Well, look who's starting at right tackle these days for the Eagles. It's our old friend, Winston Justice, back from the dead.
After that fateful night two years ago when he made his first NFL start in place of injured left tackle Tra Thomas, way back on the Eagles' depth chart, Justice did in fact fade away. But as injuries hit the Eagles this season, he became a starter. And Sunday, when the two NFC East rivals meet for the first time this season, he'll be back to face some of his worst demons in the form of the Giants.
"Winston Justice is a completely different player," said Justin Tuck, who probably will go against him more often than Umenyiora will. "He looks more confident."
One of the reasons is that - unlike in that miserable 2007 game - he's getting help.
"It's not like I'm going to get one-on-one blocks," Tuck said. "They're not putting him on an island like they did in that game against Osi. Why would they do that against, at the time, probably the best pass- rushing defensive end in the league? I don't know.

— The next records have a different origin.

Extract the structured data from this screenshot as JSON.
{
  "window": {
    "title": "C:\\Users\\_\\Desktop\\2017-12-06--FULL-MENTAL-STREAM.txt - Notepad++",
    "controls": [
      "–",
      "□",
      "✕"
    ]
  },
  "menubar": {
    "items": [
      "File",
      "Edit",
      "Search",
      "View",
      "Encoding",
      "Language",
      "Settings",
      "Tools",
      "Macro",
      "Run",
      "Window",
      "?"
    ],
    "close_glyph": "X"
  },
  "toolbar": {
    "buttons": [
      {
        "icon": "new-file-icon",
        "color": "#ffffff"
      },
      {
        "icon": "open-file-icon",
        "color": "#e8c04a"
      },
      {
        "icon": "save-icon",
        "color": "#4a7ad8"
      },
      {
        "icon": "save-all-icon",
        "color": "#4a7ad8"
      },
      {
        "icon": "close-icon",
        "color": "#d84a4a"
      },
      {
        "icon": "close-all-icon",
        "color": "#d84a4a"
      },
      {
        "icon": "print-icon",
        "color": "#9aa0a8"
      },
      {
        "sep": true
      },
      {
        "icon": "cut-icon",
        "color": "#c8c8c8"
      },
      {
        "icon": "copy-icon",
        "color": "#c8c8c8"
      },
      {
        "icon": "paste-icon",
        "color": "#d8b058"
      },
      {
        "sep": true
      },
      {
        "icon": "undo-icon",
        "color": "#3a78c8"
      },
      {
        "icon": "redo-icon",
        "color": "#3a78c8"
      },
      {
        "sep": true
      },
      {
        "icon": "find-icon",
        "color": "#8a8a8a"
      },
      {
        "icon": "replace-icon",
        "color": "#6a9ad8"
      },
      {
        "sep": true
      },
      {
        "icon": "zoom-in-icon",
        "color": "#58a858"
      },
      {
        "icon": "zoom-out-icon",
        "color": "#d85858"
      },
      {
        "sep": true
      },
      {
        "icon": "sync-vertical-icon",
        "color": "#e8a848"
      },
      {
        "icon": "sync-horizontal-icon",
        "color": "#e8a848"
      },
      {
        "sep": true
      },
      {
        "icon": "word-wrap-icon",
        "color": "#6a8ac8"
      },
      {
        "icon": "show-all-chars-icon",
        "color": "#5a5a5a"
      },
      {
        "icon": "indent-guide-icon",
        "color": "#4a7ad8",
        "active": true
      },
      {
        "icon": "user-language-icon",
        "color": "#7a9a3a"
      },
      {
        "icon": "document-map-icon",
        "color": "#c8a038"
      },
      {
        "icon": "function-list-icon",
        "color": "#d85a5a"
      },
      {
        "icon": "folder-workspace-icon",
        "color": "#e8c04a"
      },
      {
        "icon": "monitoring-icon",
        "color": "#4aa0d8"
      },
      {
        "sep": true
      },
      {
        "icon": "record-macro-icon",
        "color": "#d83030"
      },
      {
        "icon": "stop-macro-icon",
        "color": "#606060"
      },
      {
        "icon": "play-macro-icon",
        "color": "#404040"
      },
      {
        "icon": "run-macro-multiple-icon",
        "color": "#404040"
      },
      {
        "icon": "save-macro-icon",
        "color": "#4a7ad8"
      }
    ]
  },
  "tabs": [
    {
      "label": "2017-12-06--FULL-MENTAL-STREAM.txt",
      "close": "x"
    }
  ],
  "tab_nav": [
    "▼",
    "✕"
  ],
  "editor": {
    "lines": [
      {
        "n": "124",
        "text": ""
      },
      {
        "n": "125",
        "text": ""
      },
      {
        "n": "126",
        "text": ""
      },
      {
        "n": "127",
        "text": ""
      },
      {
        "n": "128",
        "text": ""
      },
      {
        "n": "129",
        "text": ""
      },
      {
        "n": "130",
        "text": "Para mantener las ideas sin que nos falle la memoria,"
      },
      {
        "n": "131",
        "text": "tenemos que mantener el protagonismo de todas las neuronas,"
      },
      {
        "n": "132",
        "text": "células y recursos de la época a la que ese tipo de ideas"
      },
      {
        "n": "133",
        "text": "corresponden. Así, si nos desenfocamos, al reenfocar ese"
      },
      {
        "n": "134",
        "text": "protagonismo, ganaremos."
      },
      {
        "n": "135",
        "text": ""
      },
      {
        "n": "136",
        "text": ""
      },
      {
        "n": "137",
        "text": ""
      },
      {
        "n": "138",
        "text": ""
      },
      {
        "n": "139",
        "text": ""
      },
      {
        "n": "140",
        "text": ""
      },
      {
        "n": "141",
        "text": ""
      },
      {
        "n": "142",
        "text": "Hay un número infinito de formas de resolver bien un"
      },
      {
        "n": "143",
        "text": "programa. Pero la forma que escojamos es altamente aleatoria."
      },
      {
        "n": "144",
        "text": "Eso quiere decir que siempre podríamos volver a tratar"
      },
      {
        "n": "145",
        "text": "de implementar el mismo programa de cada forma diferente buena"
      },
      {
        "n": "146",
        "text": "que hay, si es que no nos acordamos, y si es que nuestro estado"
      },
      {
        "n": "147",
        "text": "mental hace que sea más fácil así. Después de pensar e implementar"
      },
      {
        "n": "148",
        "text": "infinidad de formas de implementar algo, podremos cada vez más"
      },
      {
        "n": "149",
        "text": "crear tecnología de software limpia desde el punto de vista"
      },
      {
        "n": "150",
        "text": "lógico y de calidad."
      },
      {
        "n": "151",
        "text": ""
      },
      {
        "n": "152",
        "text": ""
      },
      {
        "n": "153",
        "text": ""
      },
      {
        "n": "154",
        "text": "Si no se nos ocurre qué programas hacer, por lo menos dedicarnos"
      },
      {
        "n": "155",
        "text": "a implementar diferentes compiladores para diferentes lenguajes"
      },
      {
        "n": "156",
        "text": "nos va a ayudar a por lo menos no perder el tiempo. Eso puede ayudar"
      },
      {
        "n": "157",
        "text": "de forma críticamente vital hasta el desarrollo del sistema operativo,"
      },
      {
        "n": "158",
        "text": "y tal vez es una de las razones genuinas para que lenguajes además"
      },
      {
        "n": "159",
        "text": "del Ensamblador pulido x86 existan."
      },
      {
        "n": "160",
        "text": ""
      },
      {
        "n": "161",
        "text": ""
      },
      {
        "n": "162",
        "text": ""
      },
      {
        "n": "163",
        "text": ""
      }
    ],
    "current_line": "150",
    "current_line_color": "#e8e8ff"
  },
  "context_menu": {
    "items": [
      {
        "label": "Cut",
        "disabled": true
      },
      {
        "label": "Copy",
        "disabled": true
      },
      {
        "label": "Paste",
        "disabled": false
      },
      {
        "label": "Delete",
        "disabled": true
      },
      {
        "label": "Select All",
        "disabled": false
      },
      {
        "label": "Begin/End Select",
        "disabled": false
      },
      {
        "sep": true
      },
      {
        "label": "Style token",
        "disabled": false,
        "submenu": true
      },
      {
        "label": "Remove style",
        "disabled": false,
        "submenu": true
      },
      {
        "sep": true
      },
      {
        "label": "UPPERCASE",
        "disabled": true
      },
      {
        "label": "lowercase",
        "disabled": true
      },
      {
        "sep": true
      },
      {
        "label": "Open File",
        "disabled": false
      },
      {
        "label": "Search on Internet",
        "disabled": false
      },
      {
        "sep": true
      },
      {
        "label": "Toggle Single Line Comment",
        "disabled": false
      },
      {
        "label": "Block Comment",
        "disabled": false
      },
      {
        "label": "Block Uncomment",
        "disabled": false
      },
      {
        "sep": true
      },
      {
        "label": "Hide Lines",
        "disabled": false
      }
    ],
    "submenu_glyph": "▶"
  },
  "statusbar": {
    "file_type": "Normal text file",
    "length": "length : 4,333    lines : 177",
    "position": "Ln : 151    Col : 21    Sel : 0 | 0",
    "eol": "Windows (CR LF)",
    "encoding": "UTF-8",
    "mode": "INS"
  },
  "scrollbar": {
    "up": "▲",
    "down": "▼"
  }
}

But they're not putting him on an island and he's a better player, obviously more experienced."
The Eagles had better hope he is if they want to continue protecting McNabb the way they did last year. In 2008, against a Giants team that prided itself on pressuring the quarterback - in fact, using it as a pillar of its defensive philosophy - the Eagles kept McNabb completely clean in three games.
Almost 86 minutes of ball possession, 106 pass attempts - and zero sacks. It was a key to their two victories at Giants Stadium down the stretch of last season, including a playoff win.
This year McNabb has been sacked 12 times. But he also has been in a bit of a throwing slump lately, and if the Giants can get any kind of pressure on him, it could keep him off-balance.
"Rushing throws," he told reporters this past week in analyzing what he's done wrong in the last few games, a win over the Redskins and an awful loss to the Raiders. "Trying to rush them, trying to get the ball out quick to give [the receiver] an opportunity to get up the field, make the guy miss, or whatever it might be, instead of just giving it to them."
McNabb also pointed to poor footwork on some plays and said there are other times he has aimed the football. On Monday night he missed about six open receivers with errant passes that often bounced at their feet. No matter the cause, pressure from the Giants surely won't help it. And for that, they'll have to rely on Justice.
"He's always been a great player," Giants receiver Steve Smith said of his teammate at Southern Cal. "Everybody has tough games. I'm just glad to see him bounce back."
Justice said he's not looking to whitewash history in this game.
"If I go against Osi, I'm not looking at it as redemption or anything," Justice told reporters. "I'm looking at it as getting the job done and . . . I'm not looking at it as payback, because it's not. It's just me taking care of business."
Still, if Tuck and Umenyiora and Mathias Kiwanuka start flying past him the way they did in that game two years ago, it will be hard for him not to think about the past.
The Giants don't expect him to crumble the way he did last time, but they know the experience still is somewhere in his psyche, just waiting to be lured out of hiding.
"I don't know Winston that well. I don't know how he responds to adversity," Tuck said. "But hopefully that will be a test that he has to overcome."